Website and app data records:
*** Begin section ***

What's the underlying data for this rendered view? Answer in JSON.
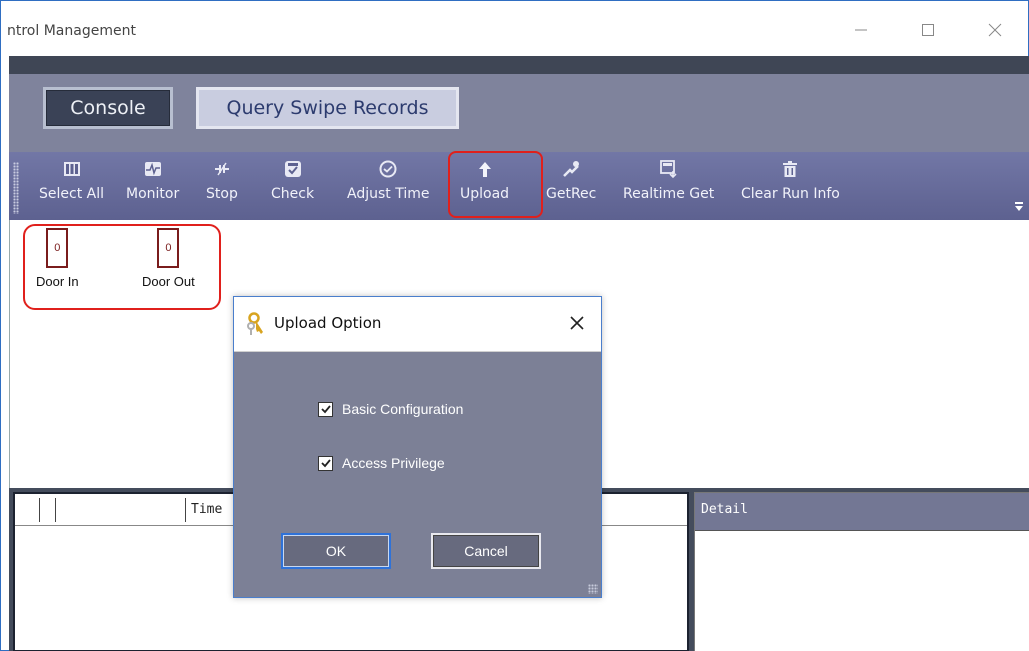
{
  "window": {
    "title": "ntrol Management"
  },
  "tabs": [
    {
      "label": "Console"
    },
    {
      "label": "Query Swipe Records"
    }
  ],
  "toolbar": {
    "items": [
      {
        "label": "Select All",
        "icon": "select-all-icon"
      },
      {
        "label": "Monitor",
        "icon": "monitor-icon"
      },
      {
        "label": "Stop",
        "icon": "stop-icon"
      },
      {
        "label": "Check",
        "icon": "check-icon"
      },
      {
        "label": "Adjust Time",
        "icon": "clock-icon"
      },
      {
        "label": "Upload",
        "icon": "upload-arrow-icon"
      },
      {
        "label": "GetRec",
        "icon": "get-records-icon"
      },
      {
        "label": "Realtime Get",
        "icon": "realtime-get-icon"
      },
      {
        "label": "Clear Run Info",
        "icon": "trash-icon"
      }
    ]
  },
  "doors": [
    {
      "label": "Door In",
      "count": "0"
    },
    {
      "label": "Door Out",
      "count": "0"
    }
  ],
  "log_table": {
    "columns": [
      "Time"
    ]
  },
  "detail_panel": {
    "header": "Detail"
  },
  "dialog": {
    "title": "Upload Option",
    "options": [
      {
        "label": "Basic Configuration",
        "checked": true
      },
      {
        "label": "Access Privilege",
        "checked": true
      }
    ],
    "ok_label": "OK",
    "cancel_label": "Cancel"
  },
  "colors": {
    "toolbar": "#6b6f9e",
    "tab_area": "#7f839c",
    "dialog_body": "#7c8096",
    "highlight": "#e0201c",
    "door_border": "#7a1c1c"
  }
}
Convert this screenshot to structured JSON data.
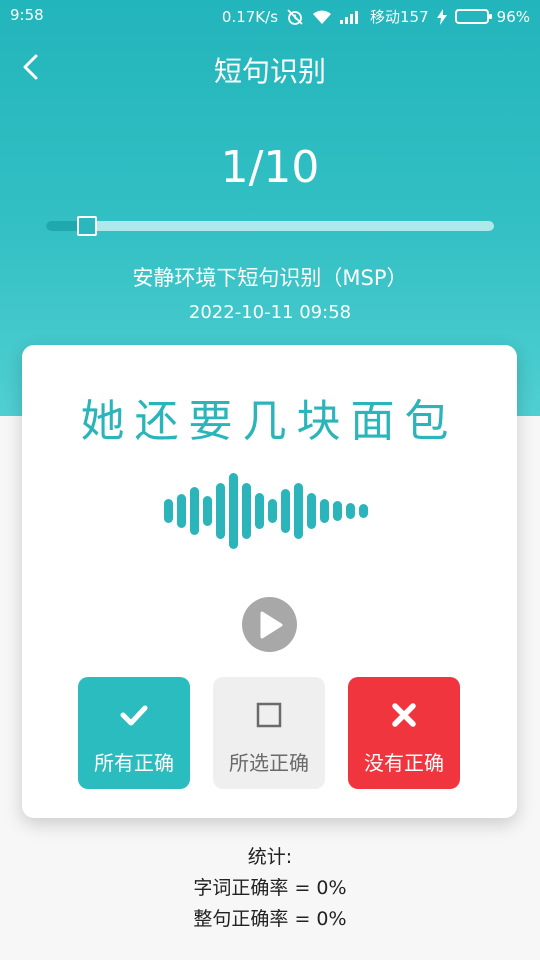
{
  "status_bar": {
    "time": "9:58",
    "network_speed": "0.17K/s",
    "carrier": "移动157",
    "battery": "96%",
    "icons": [
      "alarm-off-icon",
      "wifi-icon",
      "signal-icon",
      "charging-icon",
      "battery-icon"
    ]
  },
  "header": {
    "back_icon": "chevron-left-icon",
    "title": "短句识别"
  },
  "progress": {
    "text": "1/10",
    "current": 1,
    "total": 10
  },
  "scenario": "安静环境下短句识别（MSP）",
  "timestamp": "2022-10-11 09:58",
  "card": {
    "sentence": "她还要几块面包",
    "waveform_icon": "sound-wave-icon",
    "play_icon": "play-icon"
  },
  "actions": {
    "all_correct": "所有正确",
    "selected_correct": "所选正确",
    "none_correct": "没有正确"
  },
  "stats": {
    "title": "统计:",
    "word_accuracy": "字词正确率 = 0%",
    "sentence_accuracy": "整句正确率 = 0%"
  },
  "colors": {
    "accent": "#2bb8bd",
    "danger": "#f1353f",
    "neutral": "#efefef"
  }
}
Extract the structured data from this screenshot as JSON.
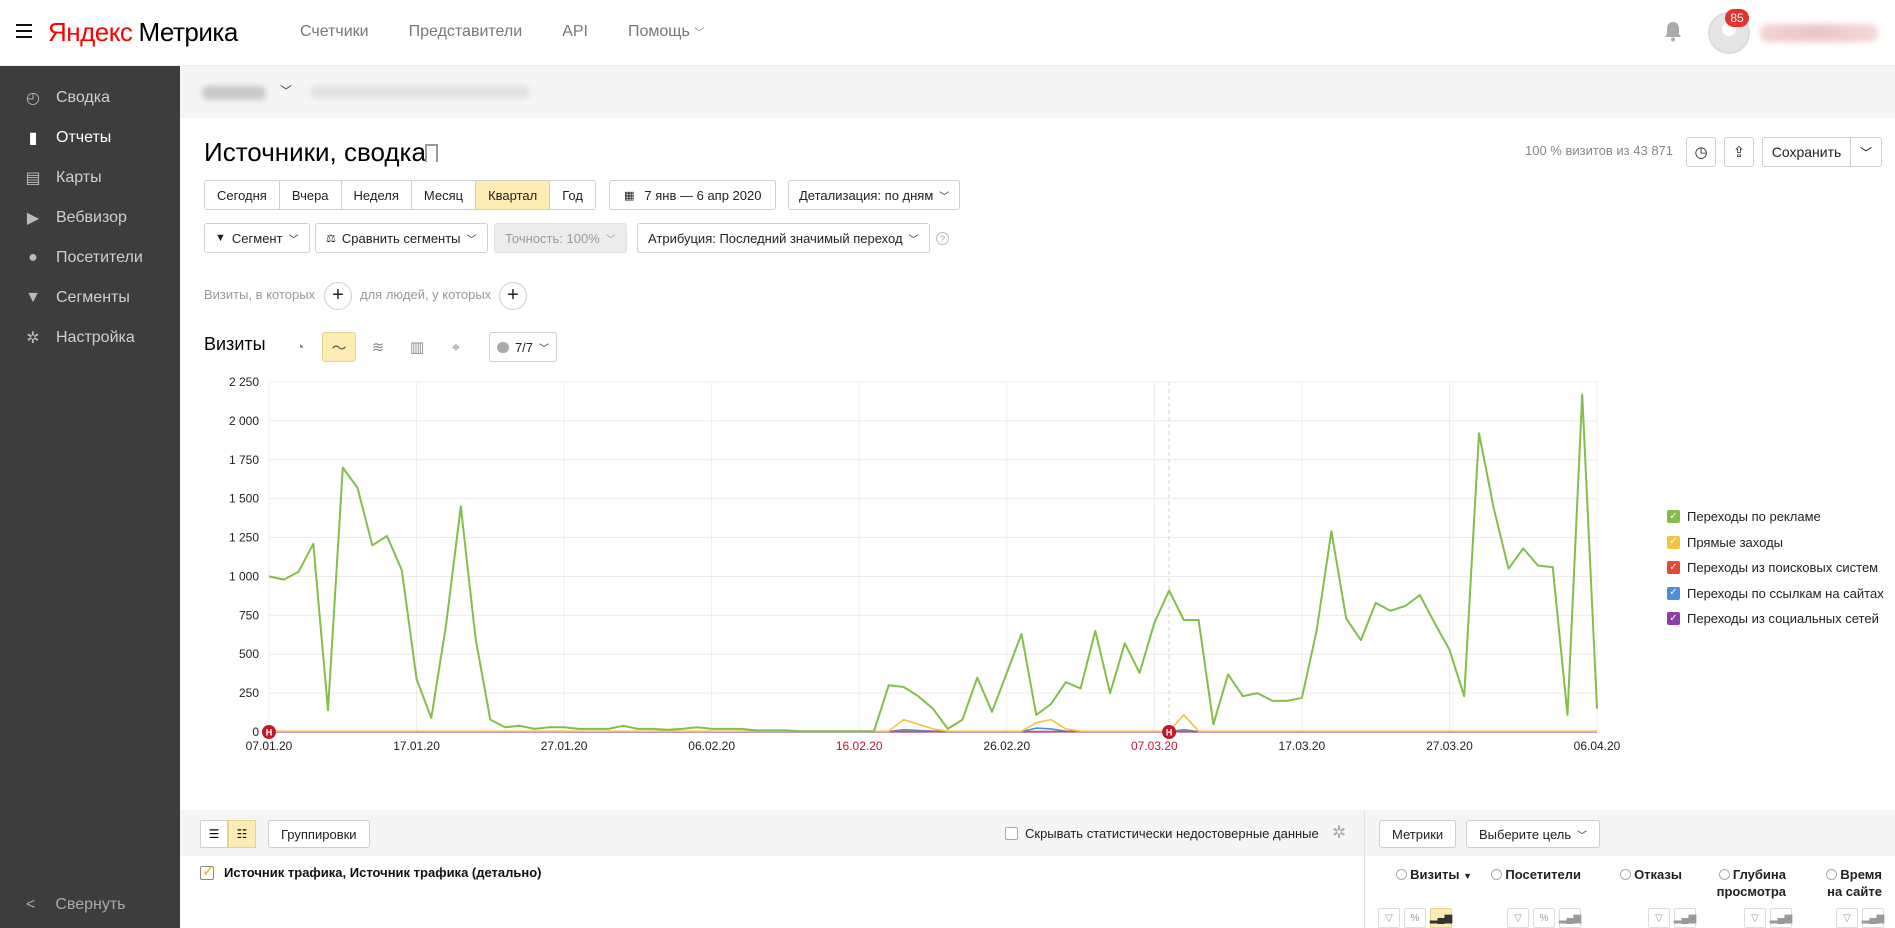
{
  "header": {
    "logo_ya": "Яндекс",
    "logo_metrika": "Метрика",
    "nav": [
      "Счетчики",
      "Представители",
      "API",
      "Помощь"
    ],
    "notifications_count": "85"
  },
  "sidebar": {
    "items": [
      {
        "label": "Сводка",
        "icon": "gauge-icon"
      },
      {
        "label": "Отчеты",
        "icon": "bar-chart-icon"
      },
      {
        "label": "Карты",
        "icon": "map-icon"
      },
      {
        "label": "Вебвизор",
        "icon": "play-icon"
      },
      {
        "label": "Посетители",
        "icon": "user-icon"
      },
      {
        "label": "Сегменты",
        "icon": "funnel-icon"
      },
      {
        "label": "Настройка",
        "icon": "gear-icon"
      }
    ],
    "active_index": 1,
    "collapse_label": "Свернуть"
  },
  "report": {
    "title": "Источники, сводка",
    "visits_info": "100 % визитов из 43 871",
    "save_label": "Сохранить",
    "periods": [
      "Сегодня",
      "Вчера",
      "Неделя",
      "Месяц",
      "Квартал",
      "Год"
    ],
    "selected_period": "Квартал",
    "date_range": "7 янв — 6 апр 2020",
    "detail": "Детализация: по дням",
    "segment": "Сегмент",
    "compare": "Сравнить сегменты",
    "accuracy": "Точность: 100%",
    "attribution": "Атрибуция: Последний значимый переход",
    "filter_visits": "Визиты, в которых",
    "filter_people": "для людей, у которых"
  },
  "chart_panel": {
    "title": "Визиты",
    "notes_label": "7/7"
  },
  "chart_data": {
    "type": "line",
    "ylim": [
      0,
      2250
    ],
    "yticks": [
      0,
      250,
      500,
      750,
      1000,
      1250,
      1500,
      1750,
      2000,
      2250
    ],
    "ytick_labels": [
      "0",
      "250",
      "500",
      "750",
      "1 000",
      "1 250",
      "1 500",
      "1 750",
      "2 000",
      "2 250"
    ],
    "x_labels": [
      "07.01.20",
      "17.01.20",
      "27.01.20",
      "06.02.20",
      "16.02.20",
      "26.02.20",
      "07.03.20",
      "17.03.20",
      "27.03.20",
      "06.04.20"
    ],
    "holiday_labels": [
      "16.02.20",
      "07.03.20"
    ],
    "holiday_markers": [
      {
        "day": 0,
        "label": "Н"
      },
      {
        "day": 61,
        "label": "Н"
      }
    ],
    "today_day": 61,
    "days": 91,
    "series": [
      {
        "name": "Переходы по рекламе",
        "color": "#84be4a",
        "values": [
          1000,
          980,
          1030,
          1210,
          140,
          1700,
          1570,
          1200,
          1260,
          1040,
          340,
          90,
          690,
          1450,
          600,
          80,
          30,
          40,
          20,
          30,
          30,
          20,
          20,
          20,
          40,
          20,
          20,
          15,
          20,
          30,
          20,
          20,
          20,
          10,
          10,
          10,
          5,
          5,
          5,
          5,
          5,
          5,
          300,
          290,
          230,
          150,
          20,
          80,
          350,
          130,
          380,
          630,
          110,
          180,
          320,
          280,
          650,
          250,
          570,
          380,
          700,
          910,
          720,
          720,
          50,
          370,
          230,
          250,
          200,
          200,
          220,
          650,
          1290,
          730,
          590,
          830,
          780,
          810,
          880,
          700,
          530,
          230,
          1920,
          1440,
          1050,
          1180,
          1070,
          1060,
          110,
          2170,
          150
        ]
      },
      {
        "name": "Прямые заходы",
        "color": "#f5c540",
        "values": [
          5,
          5,
          5,
          5,
          5,
          5,
          5,
          5,
          5,
          5,
          5,
          5,
          5,
          5,
          5,
          5,
          5,
          5,
          5,
          5,
          5,
          5,
          5,
          5,
          5,
          5,
          5,
          5,
          5,
          5,
          5,
          5,
          5,
          5,
          5,
          5,
          5,
          5,
          5,
          5,
          5,
          5,
          5,
          80,
          50,
          20,
          5,
          5,
          5,
          5,
          5,
          5,
          60,
          80,
          20,
          5,
          5,
          5,
          5,
          5,
          5,
          5,
          110,
          5,
          5,
          5,
          5,
          5,
          5,
          5,
          5,
          5,
          5,
          5,
          5,
          5,
          5,
          5,
          5,
          5,
          5,
          5,
          5,
          5,
          5,
          5,
          5,
          5,
          5,
          5,
          5
        ]
      },
      {
        "name": "Переходы из поисковых систем",
        "color": "#e8463b",
        "values": [
          3,
          3,
          3,
          3,
          3,
          3,
          3,
          3,
          3,
          3,
          3,
          3,
          3,
          3,
          3,
          3,
          3,
          3,
          3,
          3,
          3,
          3,
          3,
          3,
          3,
          3,
          3,
          3,
          3,
          3,
          3,
          3,
          3,
          3,
          3,
          3,
          3,
          3,
          3,
          3,
          3,
          3,
          3,
          3,
          3,
          3,
          3,
          3,
          3,
          3,
          3,
          3,
          3,
          3,
          3,
          3,
          3,
          3,
          3,
          3,
          3,
          3,
          3,
          3,
          3,
          3,
          3,
          3,
          3,
          3,
          3,
          3,
          3,
          3,
          3,
          3,
          3,
          3,
          3,
          3,
          3,
          3,
          3,
          3,
          3,
          3,
          3,
          3,
          3,
          3,
          3
        ]
      },
      {
        "name": "Переходы по ссылкам на сайтах",
        "color": "#4a90d9",
        "values": [
          2,
          2,
          2,
          2,
          2,
          2,
          2,
          2,
          2,
          2,
          2,
          2,
          2,
          2,
          2,
          2,
          2,
          2,
          2,
          2,
          2,
          2,
          2,
          2,
          2,
          2,
          2,
          2,
          2,
          2,
          2,
          2,
          2,
          2,
          2,
          2,
          2,
          2,
          2,
          2,
          2,
          2,
          2,
          15,
          10,
          5,
          2,
          2,
          2,
          2,
          2,
          2,
          25,
          20,
          5,
          2,
          2,
          2,
          2,
          2,
          2,
          2,
          15,
          2,
          2,
          2,
          2,
          2,
          2,
          2,
          2,
          2,
          2,
          2,
          2,
          2,
          2,
          2,
          2,
          2,
          2,
          2,
          2,
          2,
          2,
          2,
          2,
          2,
          2,
          2,
          2
        ]
      },
      {
        "name": "Переходы из социальных сетей",
        "color": "#8e3fa5",
        "values": [
          1,
          1,
          1,
          1,
          1,
          1,
          1,
          1,
          1,
          1,
          1,
          1,
          1,
          1,
          1,
          1,
          1,
          1,
          1,
          1,
          1,
          1,
          1,
          1,
          1,
          1,
          1,
          1,
          1,
          1,
          1,
          1,
          1,
          1,
          1,
          1,
          1,
          1,
          1,
          1,
          1,
          1,
          1,
          1,
          1,
          1,
          1,
          1,
          1,
          1,
          1,
          1,
          1,
          1,
          1,
          1,
          1,
          1,
          1,
          1,
          1,
          1,
          1,
          1,
          1,
          1,
          1,
          1,
          1,
          1,
          1,
          1,
          1,
          1,
          1,
          1,
          1,
          1,
          1,
          1,
          1,
          1,
          1,
          1,
          1,
          1,
          1,
          1,
          1,
          1,
          1
        ]
      }
    ],
    "grid": true,
    "legend_position": "right"
  },
  "table": {
    "groupings_label": "Группировки",
    "hide_unreliable": "Скрывать статистически недостоверные данные",
    "metrics_label": "Метрики",
    "goal_label": "Выберите цель",
    "dimension": "Источник трафика, Источник трафика (детально)",
    "metrics": [
      {
        "line1": "Визиты",
        "line2": ""
      },
      {
        "line1": "Посетители",
        "line2": ""
      },
      {
        "line1": "Отказы",
        "line2": ""
      },
      {
        "line1": "Глубина",
        "line2": "просмотра"
      },
      {
        "line1": "Время",
        "line2": "на сайте"
      }
    ]
  }
}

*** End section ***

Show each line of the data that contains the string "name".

        "name": "Переходы по рекламе",
        "name": "Прямые заходы",
        "name": "Переходы из поисковых систем",
        "name": "Переходы по ссылкам на сайтах",
        "name": "Переходы из социальных сетей",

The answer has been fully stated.